  • Thursday, December 20, 2018 - 7:00pm
    Meets every Thursday, 7 p.m. – 8 p.m. at the Red Lodge Area Community Foundation, 122 S. Hauser. It is open to all. 425- 1755.
  • Thursday, December 20, 2018 - 7:00pm
    Clarks Fork Group meets at St. Joseph’s Catholic Hall, north end of Montana Avenue, Thursday at 7 p.m.
  • Friday, December 21, 2018 - 7:00pm
    Rock Creek Group meets Tuesdays and Saturdays at 8 a.m. and Wednesdays and Fridays at 7 p.m. at Calvary Church, 9 N Villard, Red Lodge.
  • Monday, December 24, 2018 - 7:00pm
    Joliet Group meets at the Community Center Monday at 7 p.m.
  • Tuesday, December 25, 2018 - 7:00pm
    Now Group meets at the Bridger United Methodist Church, 222 W. Broadway (west entrance of church) Tuesday at 7 p.m.
  • Wednesday, December 26, 2018 - 9:30am
    Open 2nd and 4th Wednesday 9:30 a.m. – 11:30 a.m. and from 7 p.m. – 8 p.m. 206 N ‘D’ Street.

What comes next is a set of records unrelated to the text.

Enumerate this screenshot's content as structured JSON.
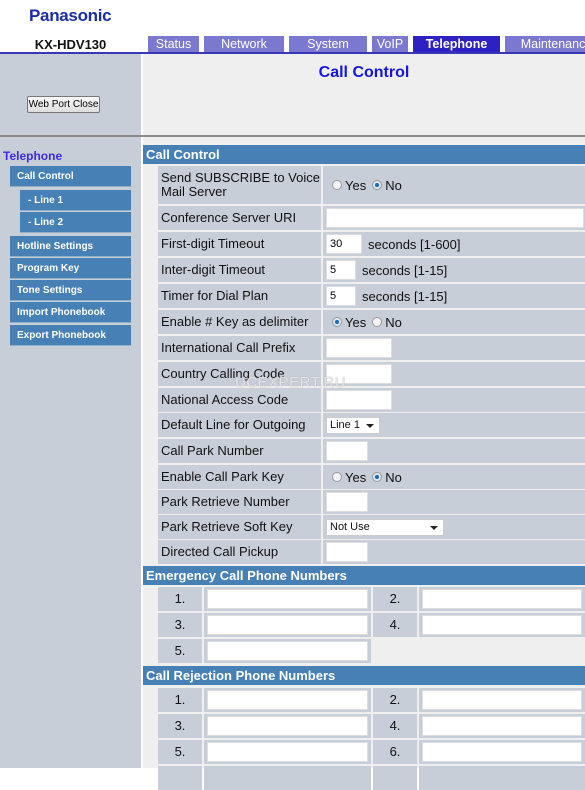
{
  "brand": "Panasonic",
  "model": "KX-HDV130",
  "tabs": [
    {
      "label": "Status"
    },
    {
      "label": "Network"
    },
    {
      "label": "System"
    },
    {
      "label": "VoIP"
    },
    {
      "label": "Telephone",
      "active": true
    },
    {
      "label": "Maintenance"
    }
  ],
  "page_title": "Call Control",
  "web_port_close": "Web Port Close",
  "sidebar": {
    "heading": "Telephone",
    "items": [
      {
        "label": "Call Control"
      },
      {
        "label": "- Line 1"
      },
      {
        "label": "- Line 2"
      },
      {
        "label": "Hotline Settings"
      },
      {
        "label": "Program Key"
      },
      {
        "label": "Tone Settings"
      },
      {
        "label": "Import Phonebook"
      },
      {
        "label": "Export Phonebook"
      }
    ]
  },
  "call_control": {
    "title": "Call Control",
    "yes": "Yes",
    "no": "No",
    "rows": [
      {
        "label": "Send SUBSCRIBE to Voice Mail Server",
        "type": "radio",
        "value": "No"
      },
      {
        "label": "Conference Server URI",
        "type": "text",
        "value": ""
      },
      {
        "label": "First-digit Timeout",
        "type": "text",
        "value": "30",
        "unit": "seconds [1-600]"
      },
      {
        "label": "Inter-digit Timeout",
        "type": "text",
        "value": "5",
        "unit": "seconds [1-15]"
      },
      {
        "label": "Timer for Dial Plan",
        "type": "text",
        "value": "5",
        "unit": "seconds [1-15]"
      },
      {
        "label": "Enable # Key as delimiter",
        "type": "radio",
        "value": "Yes"
      },
      {
        "label": "International Call Prefix",
        "type": "text",
        "value": ""
      },
      {
        "label": "Country Calling Code",
        "type": "text",
        "value": ""
      },
      {
        "label": "National Access Code",
        "type": "text",
        "value": ""
      },
      {
        "label": "Default Line for Outgoing",
        "type": "select",
        "value": "Line 1"
      },
      {
        "label": "Call Park Number",
        "type": "text",
        "value": ""
      },
      {
        "label": "Enable Call Park Key",
        "type": "radio",
        "value": "No"
      },
      {
        "label": "Park Retrieve Number",
        "type": "text",
        "value": ""
      },
      {
        "label": "Park Retrieve Soft Key",
        "type": "select",
        "value": "Not Use"
      },
      {
        "label": "Directed Call Pickup",
        "type": "text",
        "value": ""
      }
    ]
  },
  "emergency": {
    "title": "Emergency Call Phone Numbers",
    "numbers": [
      "1.",
      "2.",
      "3.",
      "4.",
      "5."
    ]
  },
  "rejection": {
    "title": "Call Rejection Phone Numbers",
    "numbers": [
      "1.",
      "2.",
      "3.",
      "4.",
      "5.",
      "6."
    ]
  },
  "watermark": "UCEXPERT.RU"
}
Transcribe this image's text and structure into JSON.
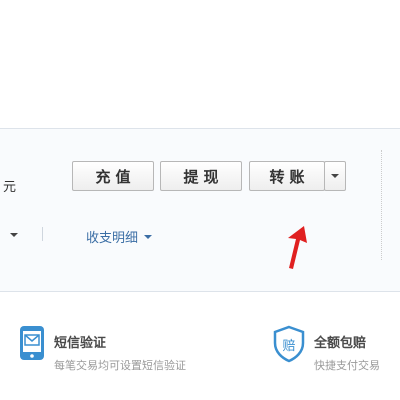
{
  "balance": {
    "unit": "元"
  },
  "actions": {
    "recharge_label": "充值",
    "withdraw_label": "提现",
    "transfer_label": "转账"
  },
  "links": {
    "details_label": "收支明细"
  },
  "security": {
    "sms": {
      "title": "短信验证",
      "desc": "每笔交易均可设置短信验证",
      "icon": "phone-message-icon"
    },
    "compensation": {
      "title": "全额包赔",
      "desc": "快捷支付交易",
      "icon": "shield-compensation-icon"
    }
  },
  "colors": {
    "link": "#3b6ea5",
    "icon_blue": "#3a8fd0",
    "arrow_red": "#e02020"
  }
}
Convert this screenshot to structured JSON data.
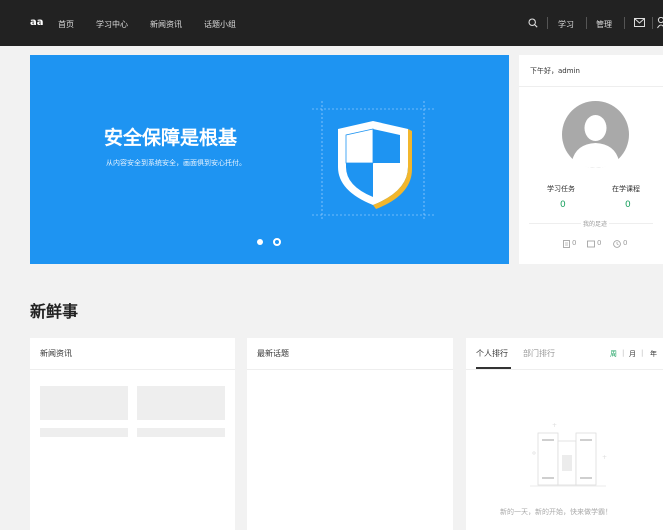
{
  "topbar": {
    "logo": "aa",
    "nav": [
      "首页",
      "学习中心",
      "新闻资讯",
      "话题小组"
    ],
    "study": "学习",
    "manage": "管理"
  },
  "banner": {
    "title": "安全保障是根基",
    "subtitle": "从内容安全到系统安全，画面俱到安心托付。",
    "slides": 2,
    "active_slide": 2
  },
  "user": {
    "greeting": "下午好，admin",
    "tasks_label": "学习任务",
    "tasks_value": "0",
    "courses_label": "在学课程",
    "courses_value": "0",
    "footprint_label": "我的足迹",
    "footprints": [
      "0",
      "0",
      "0"
    ]
  },
  "section": {
    "title": "新鲜事"
  },
  "panels": {
    "news": "新闻资讯",
    "topics": "最新话题",
    "ranking": {
      "tab_personal": "个人排行",
      "tab_department": "部门排行",
      "periods": [
        "周",
        "月",
        "年"
      ],
      "empty_text": "新的一天，新的开始，快来做学霸！"
    }
  },
  "colors": {
    "accent": "#1aa160",
    "banner": "#1e94f2",
    "topbar": "#222222"
  }
}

More info 662-1060.

The Carbon County News

Street Address:

11 N. Broadway, Red Lodge, MT 59068

Mailing Address:

P.O. Box 970, Red Lodge, MT 59068

Phone: 406-446-2222

Fax: 406-446-2225

Toll-Free: 800-735-8843

Open: Monday-Friday, from 7 a.m. to 5 p.m.